:: About this exercise ::
Only lines holding "title" are needed; copy each of them from the data below.
--------
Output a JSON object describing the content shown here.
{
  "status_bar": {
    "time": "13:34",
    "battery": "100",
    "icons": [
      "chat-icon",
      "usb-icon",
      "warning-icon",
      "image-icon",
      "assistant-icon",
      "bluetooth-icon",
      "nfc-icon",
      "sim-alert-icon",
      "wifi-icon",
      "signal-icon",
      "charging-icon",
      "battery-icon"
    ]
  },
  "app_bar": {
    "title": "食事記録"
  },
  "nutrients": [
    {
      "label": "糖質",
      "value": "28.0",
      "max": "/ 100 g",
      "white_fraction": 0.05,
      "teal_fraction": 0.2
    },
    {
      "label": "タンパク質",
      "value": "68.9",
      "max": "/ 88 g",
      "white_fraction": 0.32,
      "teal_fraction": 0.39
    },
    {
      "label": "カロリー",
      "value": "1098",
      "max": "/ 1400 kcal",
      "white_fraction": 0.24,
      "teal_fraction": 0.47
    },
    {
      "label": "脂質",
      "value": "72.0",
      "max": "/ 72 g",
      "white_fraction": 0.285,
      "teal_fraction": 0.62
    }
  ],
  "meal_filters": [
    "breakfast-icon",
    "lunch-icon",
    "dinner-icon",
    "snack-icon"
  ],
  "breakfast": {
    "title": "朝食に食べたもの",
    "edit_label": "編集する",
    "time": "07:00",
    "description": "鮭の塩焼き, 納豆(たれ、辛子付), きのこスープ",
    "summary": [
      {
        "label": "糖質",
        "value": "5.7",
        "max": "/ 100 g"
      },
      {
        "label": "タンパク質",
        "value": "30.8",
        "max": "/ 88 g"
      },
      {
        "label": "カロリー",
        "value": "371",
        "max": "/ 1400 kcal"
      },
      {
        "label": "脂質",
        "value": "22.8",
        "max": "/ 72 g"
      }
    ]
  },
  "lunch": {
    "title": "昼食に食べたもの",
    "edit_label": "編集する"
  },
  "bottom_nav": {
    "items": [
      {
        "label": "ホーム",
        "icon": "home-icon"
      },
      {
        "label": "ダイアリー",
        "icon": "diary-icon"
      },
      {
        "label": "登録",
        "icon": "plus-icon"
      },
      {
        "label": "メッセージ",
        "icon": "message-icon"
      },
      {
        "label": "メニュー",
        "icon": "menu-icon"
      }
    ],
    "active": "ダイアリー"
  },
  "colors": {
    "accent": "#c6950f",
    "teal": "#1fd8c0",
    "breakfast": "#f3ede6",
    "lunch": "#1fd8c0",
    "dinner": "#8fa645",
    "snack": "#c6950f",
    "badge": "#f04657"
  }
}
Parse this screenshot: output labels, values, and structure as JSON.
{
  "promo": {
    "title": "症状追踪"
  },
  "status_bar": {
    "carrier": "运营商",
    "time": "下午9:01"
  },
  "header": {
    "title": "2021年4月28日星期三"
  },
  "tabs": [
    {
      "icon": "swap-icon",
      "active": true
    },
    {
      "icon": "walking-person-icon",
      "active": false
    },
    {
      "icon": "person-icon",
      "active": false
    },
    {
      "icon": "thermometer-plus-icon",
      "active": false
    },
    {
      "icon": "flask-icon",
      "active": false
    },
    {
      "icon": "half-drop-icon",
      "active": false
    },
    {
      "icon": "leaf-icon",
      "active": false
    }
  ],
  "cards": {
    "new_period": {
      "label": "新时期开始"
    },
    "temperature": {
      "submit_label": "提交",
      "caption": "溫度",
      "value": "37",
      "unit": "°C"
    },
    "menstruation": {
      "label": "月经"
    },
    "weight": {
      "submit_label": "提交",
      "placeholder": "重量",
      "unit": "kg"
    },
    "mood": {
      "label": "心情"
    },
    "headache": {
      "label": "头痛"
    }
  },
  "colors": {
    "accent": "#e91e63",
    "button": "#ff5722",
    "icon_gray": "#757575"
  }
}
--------
:: Answer space ::
    "title": "食事記録"
    "title": "朝食に食べたもの",
    "title": "昼食に食べたもの",
    "title": "症状追踪"
    "title": "2021年4月28日星期三"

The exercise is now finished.